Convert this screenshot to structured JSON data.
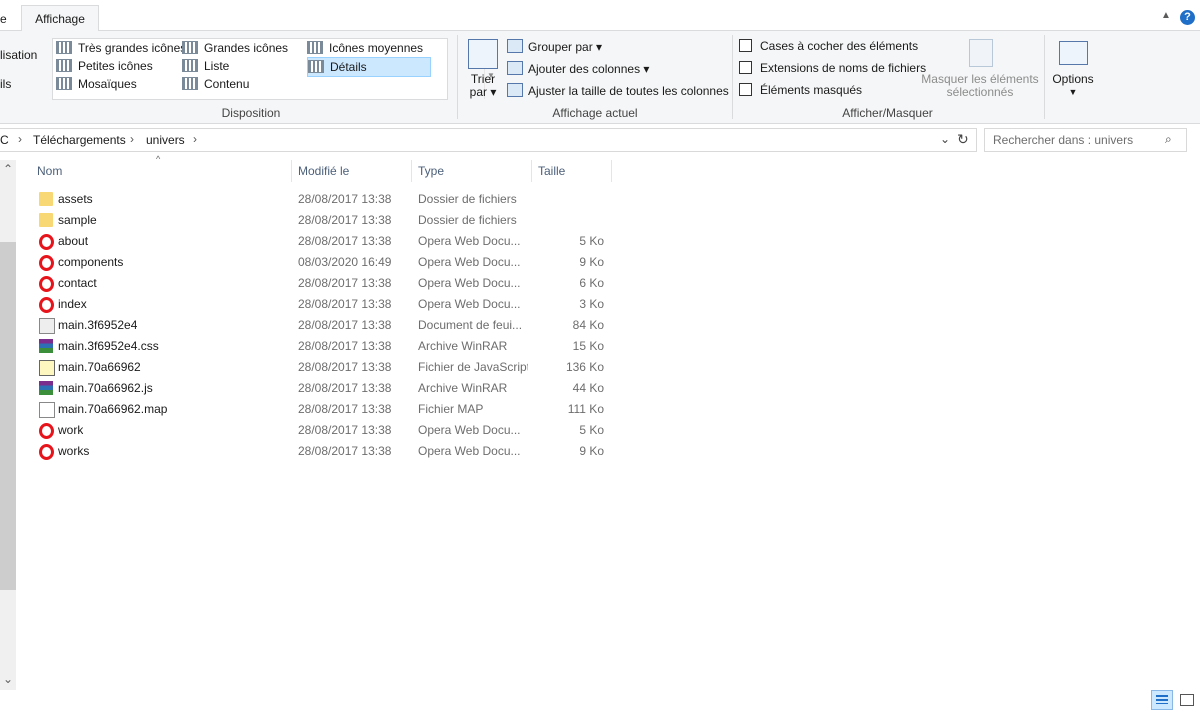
{
  "tabs": {
    "partial": "e",
    "active": "Affichage"
  },
  "ribbon": {
    "gallery": {
      "col1": [
        "Très grandes icônes",
        "Petites icônes",
        "Mosaïques"
      ],
      "col2": [
        "Grandes icônes",
        "Liste",
        "Contenu"
      ],
      "col3": [
        "Icônes moyennes",
        "Détails"
      ]
    },
    "left_partial": [
      "lisation",
      "ils"
    ],
    "group_labels": {
      "disposition": "Disposition",
      "affichage_actuel": "Affichage actuel",
      "afficher_masquer": "Afficher/Masquer"
    },
    "trier": [
      "Trier",
      "par"
    ],
    "grouper": "Grouper par",
    "ajouter_colonnes": "Ajouter des colonnes",
    "ajuster": "Ajuster la taille de toutes les colonnes",
    "checkboxes": [
      "Cases à cocher des éléments",
      "Extensions de noms de fichiers",
      "Éléments masqués"
    ],
    "masquer": [
      "Masquer les éléments",
      "sélectionnés"
    ],
    "options": "Options"
  },
  "address": {
    "crumbs": [
      "C",
      "Téléchargements",
      "univers"
    ]
  },
  "search": {
    "placeholder": "Rechercher dans : univers"
  },
  "columns": [
    "Nom",
    "Modifié le",
    "Type",
    "Taille"
  ],
  "files": [
    {
      "name": "assets",
      "date": "28/08/2017 13:38",
      "type": "Dossier de fichiers",
      "size": "",
      "icon": "folder"
    },
    {
      "name": "sample",
      "date": "28/08/2017 13:38",
      "type": "Dossier de fichiers",
      "size": "",
      "icon": "folder"
    },
    {
      "name": "about",
      "date": "28/08/2017 13:38",
      "type": "Opera Web Docu...",
      "size": "5 Ko",
      "icon": "opera"
    },
    {
      "name": "components",
      "date": "08/03/2020 16:49",
      "type": "Opera Web Docu...",
      "size": "9 Ko",
      "icon": "opera"
    },
    {
      "name": "contact",
      "date": "28/08/2017 13:38",
      "type": "Opera Web Docu...",
      "size": "6 Ko",
      "icon": "opera"
    },
    {
      "name": "index",
      "date": "28/08/2017 13:38",
      "type": "Opera Web Docu...",
      "size": "3 Ko",
      "icon": "opera"
    },
    {
      "name": "main.3f6952e4",
      "date": "28/08/2017 13:38",
      "type": "Document de feui...",
      "size": "84 Ko",
      "icon": "gear"
    },
    {
      "name": "main.3f6952e4.css",
      "date": "28/08/2017 13:38",
      "type": "Archive WinRAR",
      "size": "15 Ko",
      "icon": "winrar"
    },
    {
      "name": "main.70a66962",
      "date": "28/08/2017 13:38",
      "type": "Fichier de JavaScript",
      "size": "136 Ko",
      "icon": "jsfile"
    },
    {
      "name": "main.70a66962.js",
      "date": "28/08/2017 13:38",
      "type": "Archive WinRAR",
      "size": "44 Ko",
      "icon": "winrar"
    },
    {
      "name": "main.70a66962.map",
      "date": "28/08/2017 13:38",
      "type": "Fichier MAP",
      "size": "111 Ko",
      "icon": "doc"
    },
    {
      "name": "work",
      "date": "28/08/2017 13:38",
      "type": "Opera Web Docu...",
      "size": "5 Ko",
      "icon": "opera"
    },
    {
      "name": "works",
      "date": "28/08/2017 13:38",
      "type": "Opera Web Docu...",
      "size": "9 Ko",
      "icon": "opera"
    }
  ]
}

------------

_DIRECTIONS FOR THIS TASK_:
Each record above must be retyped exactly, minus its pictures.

_TASK RESPONSE_:
Convert this screenshot to structured JSON data.
{
  "tabs": {
    "partial": "e",
    "active": "Affichage"
  },
  "ribbon": {
    "gallery": {
      "col1": [
        "Très grandes icônes",
        "Petites icônes",
        "Mosaïques"
      ],
      "col2": [
        "Grandes icônes",
        "Liste",
        "Contenu"
      ],
      "col3": [
        "Icônes moyennes",
        "Détails"
      ]
    },
    "left_partial": [
      "lisation",
      "ils"
    ],
    "group_labels": {
      "disposition": "Disposition",
      "affichage_actuel": "Affichage actuel",
      "afficher_masquer": "Afficher/Masquer"
    },
    "trier": [
      "Trier",
      "par"
    ],
    "grouper": "Grouper par",
    "ajouter_colonnes": "Ajouter des colonnes",
    "ajuster": "Ajuster la taille de toutes les colonnes",
    "checkboxes": [
      "Cases à cocher des éléments",
      "Extensions de noms de fichiers",
      "Éléments masqués"
    ],
    "masquer": [
      "Masquer les éléments",
      "sélectionnés"
    ],
    "options": "Options"
  },
  "address": {
    "crumbs": [
      "C",
      "Téléchargements",
      "univers"
    ]
  },
  "search": {
    "placeholder": "Rechercher dans : univers"
  },
  "columns": [
    "Nom",
    "Modifié le",
    "Type",
    "Taille"
  ],
  "files": [
    {
      "name": "assets",
      "date": "28/08/2017 13:38",
      "type": "Dossier de fichiers",
      "size": "",
      "icon": "folder"
    },
    {
      "name": "sample",
      "date": "28/08/2017 13:38",
      "type": "Dossier de fichiers",
      "size": "",
      "icon": "folder"
    },
    {
      "name": "about",
      "date": "28/08/2017 13:38",
      "type": "Opera Web Docu...",
      "size": "5 Ko",
      "icon": "opera"
    },
    {
      "name": "components",
      "date": "08/03/2020 16:49",
      "type": "Opera Web Docu...",
      "size": "9 Ko",
      "icon": "opera"
    },
    {
      "name": "contact",
      "date": "28/08/2017 13:38",
      "type": "Opera Web Docu...",
      "size": "6 Ko",
      "icon": "opera"
    },
    {
      "name": "index",
      "date": "28/08/2017 13:38",
      "type": "Opera Web Docu...",
      "size": "3 Ko",
      "icon": "opera"
    },
    {
      "name": "main.3f6952e4",
      "date": "28/08/2017 13:38",
      "type": "Document de feui...",
      "size": "84 Ko",
      "icon": "gear"
    },
    {
      "name": "main.3f6952e4.css",
      "date": "28/08/2017 13:38",
      "type": "Archive WinRAR",
      "size": "15 Ko",
      "icon": "winrar"
    },
    {
      "name": "main.70a66962",
      "date": "28/08/2017 13:38",
      "type": "Fichier de JavaScript",
      "size": "136 Ko",
      "icon": "jsfile"
    },
    {
      "name": "main.70a66962.js",
      "date": "28/08/2017 13:38",
      "type": "Archive WinRAR",
      "size": "44 Ko",
      "icon": "winrar"
    },
    {
      "name": "main.70a66962.map",
      "date": "28/08/2017 13:38",
      "type": "Fichier MAP",
      "size": "111 Ko",
      "icon": "doc"
    },
    {
      "name": "work",
      "date": "28/08/2017 13:38",
      "type": "Opera Web Docu...",
      "size": "5 Ko",
      "icon": "opera"
    },
    {
      "name": "works",
      "date": "28/08/2017 13:38",
      "type": "Opera Web Docu...",
      "size": "9 Ko",
      "icon": "opera"
    }
  ]
}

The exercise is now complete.